━━ Records

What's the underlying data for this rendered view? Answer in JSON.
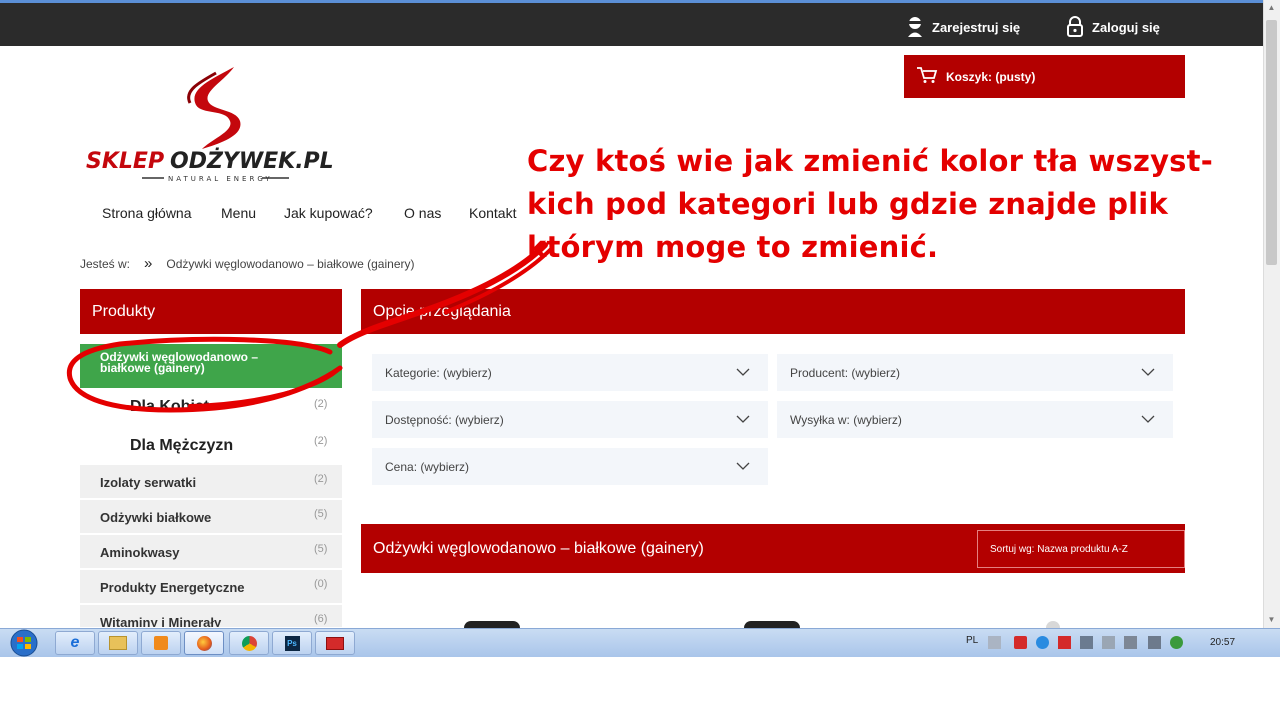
{
  "header": {
    "register_label": "Zarejestruj się",
    "login_label": "Zaloguj się",
    "cart_label": "Koszyk: (pusty)"
  },
  "logo": {
    "text_left": "SKLEP",
    "text_right": "ODŻYWEK.PL",
    "tagline": "NATURAL ENERGY"
  },
  "nav": {
    "items": [
      "Strona główna",
      "Menu",
      "Jak kupować?",
      "O nas",
      "Kontakt"
    ]
  },
  "breadcrumb": {
    "prefix": "Jesteś w:",
    "separator": "»",
    "current": "Odżywki węglowodanowo – białkowe (gainery)"
  },
  "sidebar": {
    "title": "Produkty",
    "active_line1": "Odżywki węglowodanowo –",
    "active_line2": "białkowe (gainery)",
    "subcategories": [
      {
        "label": "Dla Kobiet",
        "count": "(2)"
      },
      {
        "label": "Dla Mężczyzn",
        "count": "(2)"
      }
    ],
    "categories": [
      {
        "label": "Izolaty serwatki",
        "count": "(2)"
      },
      {
        "label": "Odżywki białkowe",
        "count": "(5)"
      },
      {
        "label": "Aminokwasy",
        "count": "(5)"
      },
      {
        "label": "Produkty Energetyczne",
        "count": "(0)"
      },
      {
        "label": "Witaminy i Minerały",
        "count": "(6)"
      }
    ]
  },
  "options": {
    "title": "Opcje przeglądania",
    "filters": [
      "Kategorie: (wybierz)",
      "Producent: (wybierz)",
      "Dostępność: (wybierz)",
      "Wysyłka w: (wybierz)",
      "Cena: (wybierz)"
    ]
  },
  "listing": {
    "title": "Odżywki węglowodanowo – białkowe (gainery)",
    "sort_label": "Sortuj wg: Nazwa produktu A-Z"
  },
  "annotation": {
    "line1": "Czy ktoś wie jak zmienić kolor tła wszyst-",
    "line2": "kich pod kategori lub gdzie znajde plik",
    "line3": "którym moge to zmienić."
  },
  "taskbar": {
    "language": "PL",
    "clock": "20:57"
  },
  "colors": {
    "brand_red": "#b30000",
    "highlight_green": "#3fa54a",
    "annotation_red": "#e40000",
    "topbar": "#2b2b2b"
  }
}
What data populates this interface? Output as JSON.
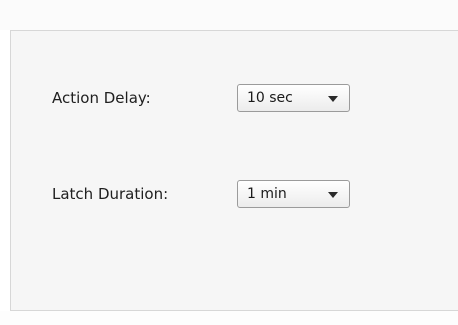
{
  "settings": {
    "action_delay": {
      "label": "Action Delay:",
      "selected": "10 sec",
      "icon": "chevron-down-icon"
    },
    "latch_duration": {
      "label": "Latch Duration:",
      "selected": "1 min",
      "icon": "chevron-down-icon"
    }
  }
}
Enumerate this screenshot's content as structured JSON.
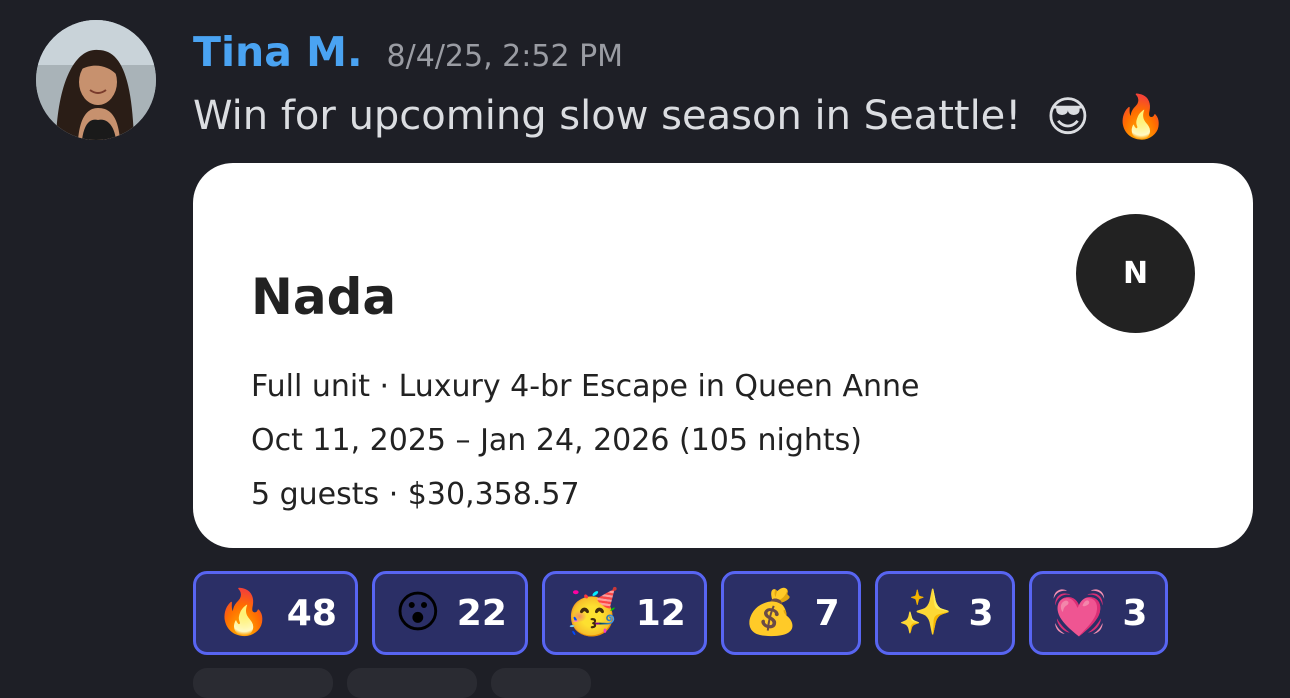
{
  "message": {
    "author": "Tina M.",
    "timestamp": "8/4/25, 2:52 PM",
    "text": "Win for upcoming slow season in Seattle!",
    "emojis": [
      "😎",
      "🔥"
    ]
  },
  "card": {
    "title": "Nada",
    "avatar_initial": "N",
    "line1": "Full unit · Luxury 4-br Escape in Queen Anne",
    "line2": "Oct 11, 2025 – Jan 24, 2026 (105 nights)",
    "line3": "5 guests · $30,358.57"
  },
  "reactions": [
    {
      "emoji": "🔥",
      "count": "48",
      "icon": "fire-icon"
    },
    {
      "emoji": "😮",
      "count": "22",
      "icon": "surprised-face-icon"
    },
    {
      "emoji": "🥳",
      "count": "12",
      "icon": "party-face-icon"
    },
    {
      "emoji": "💰",
      "count": "7",
      "icon": "money-bag-icon"
    },
    {
      "emoji": "✨",
      "count": "3",
      "icon": "sparkles-icon"
    },
    {
      "emoji": "💓",
      "count": "3",
      "icon": "beating-heart-icon"
    }
  ],
  "colors": {
    "background": "#1e1f26",
    "author": "#4aa3f2",
    "reaction_border": "#5865f2",
    "reaction_bg": "#2b2f66"
  }
}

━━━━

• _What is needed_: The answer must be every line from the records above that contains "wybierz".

• _Solution_:
      "Kategorie: (wybierz)",
      "Producent: (wybierz)",
      "Dostępność: (wybierz)",
      "Wysyłka w: (wybierz)",
      "Cena: (wybierz)"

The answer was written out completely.